Three years ago, I decided to refinish our hardwood floors. Myself. It was a ton of work but I don’t regret it one bit. You can read about it in my original post.
Over the years, I’ve received many emails and comments asking me how the floors are holding up, whether I would do it again, if I’m happy with my decision to skip staining them etc.
So I decided to answer some of the most popular questions I get.
How much did it cost to refinish the floors?
I refinished around 650 square feet of flooring. I spent less than $300. My biggest cost were the drum sander rental and sanding belts from Home Depot (around $130 total). That said, DIYing it saved me $2,000+.

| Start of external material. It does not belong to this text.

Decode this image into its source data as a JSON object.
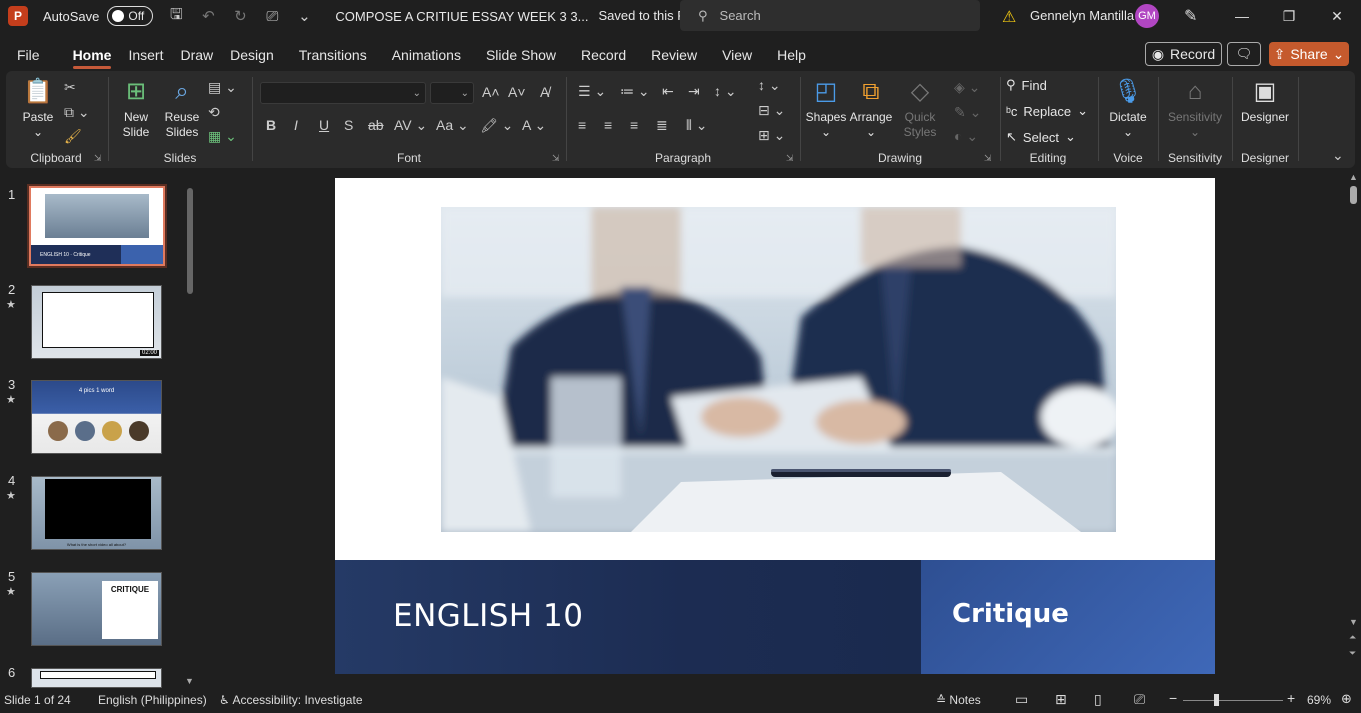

Do you regret skipping the stain?
Not at all. Our house measures only 1,050 square feet. I wanted floors that bring light and openness to our small home, which these floors do. I also love our floor’s different color tones.

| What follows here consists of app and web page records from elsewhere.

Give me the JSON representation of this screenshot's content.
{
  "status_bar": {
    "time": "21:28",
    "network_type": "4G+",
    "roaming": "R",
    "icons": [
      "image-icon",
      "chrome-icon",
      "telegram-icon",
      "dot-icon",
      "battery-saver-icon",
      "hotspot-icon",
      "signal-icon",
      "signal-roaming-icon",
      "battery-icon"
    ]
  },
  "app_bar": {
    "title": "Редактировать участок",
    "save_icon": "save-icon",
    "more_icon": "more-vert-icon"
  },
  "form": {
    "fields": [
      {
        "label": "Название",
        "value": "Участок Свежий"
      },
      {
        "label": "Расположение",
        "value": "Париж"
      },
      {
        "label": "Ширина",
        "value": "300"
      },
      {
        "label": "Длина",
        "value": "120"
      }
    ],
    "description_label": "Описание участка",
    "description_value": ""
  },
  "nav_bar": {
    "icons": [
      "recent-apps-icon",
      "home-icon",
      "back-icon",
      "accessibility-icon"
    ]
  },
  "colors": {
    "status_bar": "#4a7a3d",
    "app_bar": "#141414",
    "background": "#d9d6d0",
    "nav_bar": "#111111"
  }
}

Are you happy with the satin polyurethane finish? How are the floors holding up?
I love the satin finish because I don’t care much for super shiny floors. I wanted mine to look natural but still have protection. The satin finish gives the floor a sheen without the high gloss. Although I have kids and dogs, the floor barely has any scratches and they don’t bother me at all. The floors are 48 years old and have that lived-in look that I really love. Minor imperfections just add to the character of these floors.

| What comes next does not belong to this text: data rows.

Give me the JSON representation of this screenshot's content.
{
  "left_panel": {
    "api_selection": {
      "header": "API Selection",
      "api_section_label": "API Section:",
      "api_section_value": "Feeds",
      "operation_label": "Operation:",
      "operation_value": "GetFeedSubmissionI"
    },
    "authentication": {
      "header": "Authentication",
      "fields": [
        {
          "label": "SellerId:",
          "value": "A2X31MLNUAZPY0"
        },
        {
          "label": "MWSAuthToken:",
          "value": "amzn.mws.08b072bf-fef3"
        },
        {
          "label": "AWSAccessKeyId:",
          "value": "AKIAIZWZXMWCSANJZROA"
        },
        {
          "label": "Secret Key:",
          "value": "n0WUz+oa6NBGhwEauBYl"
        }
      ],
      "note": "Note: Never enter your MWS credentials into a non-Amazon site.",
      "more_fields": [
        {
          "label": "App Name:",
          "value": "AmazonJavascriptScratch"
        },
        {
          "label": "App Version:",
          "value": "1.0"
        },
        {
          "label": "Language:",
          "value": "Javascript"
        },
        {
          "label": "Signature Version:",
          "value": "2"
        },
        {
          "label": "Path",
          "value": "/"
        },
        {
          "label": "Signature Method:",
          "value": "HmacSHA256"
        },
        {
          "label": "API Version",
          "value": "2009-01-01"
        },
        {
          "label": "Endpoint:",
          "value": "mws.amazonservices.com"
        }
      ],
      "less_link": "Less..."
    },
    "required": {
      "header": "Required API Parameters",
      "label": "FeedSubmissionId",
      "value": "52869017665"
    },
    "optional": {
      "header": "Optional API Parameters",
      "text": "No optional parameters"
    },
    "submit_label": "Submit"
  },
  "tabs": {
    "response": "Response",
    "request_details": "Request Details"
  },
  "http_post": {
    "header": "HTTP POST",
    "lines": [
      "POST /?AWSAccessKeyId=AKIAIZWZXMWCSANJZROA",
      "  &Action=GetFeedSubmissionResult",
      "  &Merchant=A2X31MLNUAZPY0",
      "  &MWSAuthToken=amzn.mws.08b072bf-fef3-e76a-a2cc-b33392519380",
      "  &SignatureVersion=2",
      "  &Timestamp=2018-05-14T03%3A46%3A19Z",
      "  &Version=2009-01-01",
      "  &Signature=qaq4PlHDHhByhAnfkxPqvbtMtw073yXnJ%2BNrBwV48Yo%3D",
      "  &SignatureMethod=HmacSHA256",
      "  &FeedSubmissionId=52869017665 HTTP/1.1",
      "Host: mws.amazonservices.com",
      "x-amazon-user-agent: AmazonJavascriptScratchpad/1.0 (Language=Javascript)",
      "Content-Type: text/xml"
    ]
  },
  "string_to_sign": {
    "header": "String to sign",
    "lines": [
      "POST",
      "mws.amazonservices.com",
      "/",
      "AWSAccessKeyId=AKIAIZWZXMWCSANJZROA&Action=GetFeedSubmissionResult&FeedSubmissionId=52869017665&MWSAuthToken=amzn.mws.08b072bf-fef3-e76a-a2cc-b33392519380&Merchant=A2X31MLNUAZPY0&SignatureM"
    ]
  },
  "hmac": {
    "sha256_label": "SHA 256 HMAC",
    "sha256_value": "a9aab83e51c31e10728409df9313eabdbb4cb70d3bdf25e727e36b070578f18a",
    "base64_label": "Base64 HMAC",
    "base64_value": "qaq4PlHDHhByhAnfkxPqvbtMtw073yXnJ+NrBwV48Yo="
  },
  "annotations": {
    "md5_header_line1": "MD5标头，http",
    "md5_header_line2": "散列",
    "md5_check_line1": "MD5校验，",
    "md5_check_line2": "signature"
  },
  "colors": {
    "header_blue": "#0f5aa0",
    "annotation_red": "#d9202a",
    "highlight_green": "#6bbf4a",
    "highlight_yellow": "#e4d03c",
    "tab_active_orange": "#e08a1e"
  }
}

Did you really do ALL the work yourself?
Yep. From beginning to end. As soon as my kids left for Florida, I dove right into the work. Moving all the furniture from the bedrooms into the garage and kitchen was the hardest part. I couldn’t have done it without furniture sliders. Would highly recommend them. Refinishing hardwood floors entails lost of dust, a sore back and bruised knees.
I want to do this. Do you have any tips?
The most important tip: Keep moving and go slow with the drum sander! Do a lot of research beforehand and don’t let anyone tell you, you can’t.
Would you do it again?
Absolutely! However, I would prefer refinishing the floors of a vacant house (no more pushing furniture). When you put so much physical work into your house, you can’t help but feel proud. You get very attached to it because you know how much sweat (and even blood) it took to make this house your home.